Perhaps if we were really funding scientific quality--innovation, creative thinking, and really bellying-up to core, serious problems, we should expect a strong negative correlation. The top scores should go to deep, creative proposals that, almost by nature, are likely to fail. These would not be crank or superficial proposals, but seriously good probing of the most important (and hence truly highest priority) research. Most of us know very well that being really creative is a sure way to not be funded, and that is widely (if privately) acknowledged: write a safe, incremental proposal, promise major results even if you know that's unlikely, and then use the money to do something you really think is new.
If not a strong negative correlation overall, at least there should be a few really new findings that got lots of citations and recognition, but most top-scoring projects went nowhere. That, at least, could be an indicator that we're funding the best real science.
One wonders how, or if, the Large Hadron Collider would have reported their very large experiment if they had not found evidence for the Higgs Boson--or, are they forcing a positive interpretation out of their statistical data? We can't judge, but the power of wishful thinking is always there we think a clear negative would have been reported as such.
One can say that much of today's science is going nowhere or littlewhere (GWAS and much else), though the 'negative' results are often safe, highly publishable and lauded results that a big-data study is guaranteed to find. The first few times no real map results were achieved, and we saw that polygenic traits really turned out to be polygenic, we might have had a major positive finding: a theory, even if a very generic one, was confirmed. Of course, a GWAS study may make a big strike, but more typically, instead of saying 'our GWAS basically found nothing, showing that our idea was wrong and some other idea is needed', even a big strike-out can be made into a big story as if there is a real lesson learned; minor hits are lauded. Indeed, empty big data results are usually not viewed as the anathema of a failed theory, but highly published and publicized to justify even bigger studies of the same type.
The kind of busts that regularly result in the safe market that predominates today are not really tests of any theory, and so do not come up with a definitively empty results. They are not high quality blunders. And even these top-ranked, generally safe studies, are not reflecting distinctions between priority scores and citations.
If what we want is safe science, in areas where we just need routine work on some new project, even if it's important such as a universal flu vaccine or data on obesity and disease, then we could establish an Engineering Science funding pool and build a firewall between that highly relevant but specific goal-oriented work, and basic science.
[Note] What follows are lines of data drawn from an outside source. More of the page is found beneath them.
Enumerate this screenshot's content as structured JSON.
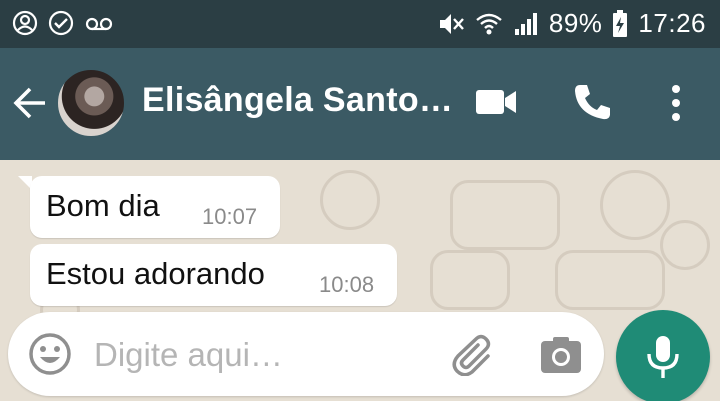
{
  "status_bar": {
    "battery_percent": "89%",
    "time": "17:26",
    "left_icons": [
      "account-circle-icon",
      "check-circle-icon",
      "voicemail-icon"
    ],
    "right_icons": [
      "mute-icon",
      "wifi-icon",
      "signal-icon",
      "battery-charging-icon"
    ]
  },
  "header": {
    "contact_name": "Elisângela Santo…",
    "icons": [
      "back-arrow-icon",
      "video-call-icon",
      "phone-icon",
      "more-vert-icon"
    ]
  },
  "messages": [
    {
      "text": "Bom dia",
      "time": "10:07",
      "direction": "incoming"
    },
    {
      "text": "Estou adorando",
      "time": "10:08",
      "direction": "incoming"
    }
  ],
  "composer": {
    "placeholder": "Digite aqui…",
    "icons": [
      "emoji-icon",
      "attach-icon",
      "camera-icon",
      "mic-icon"
    ]
  },
  "colors": {
    "status_bar_bg": "#2b3e44",
    "header_bg": "#3b5a64",
    "chat_bg": "#e6dfd3",
    "mic_button": "#1f8b76"
  }
}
Nominally, NSF should be the place for the latter and NIH for the former, but that's not how things are today, because both have become the social welfare net for universities and their faculty. Good work does get done, but a lot of trivial work is supported even if it's of good technical quality, and the pressure is to do that,while actual innovation is in a sense punished by the conservative nature of the system.
It would be terrific if the very best science tested real ideas that went nowhere. Then we could encourage development that would lead to more blunders, and the correlated emergence of more Darwins and Einsteins.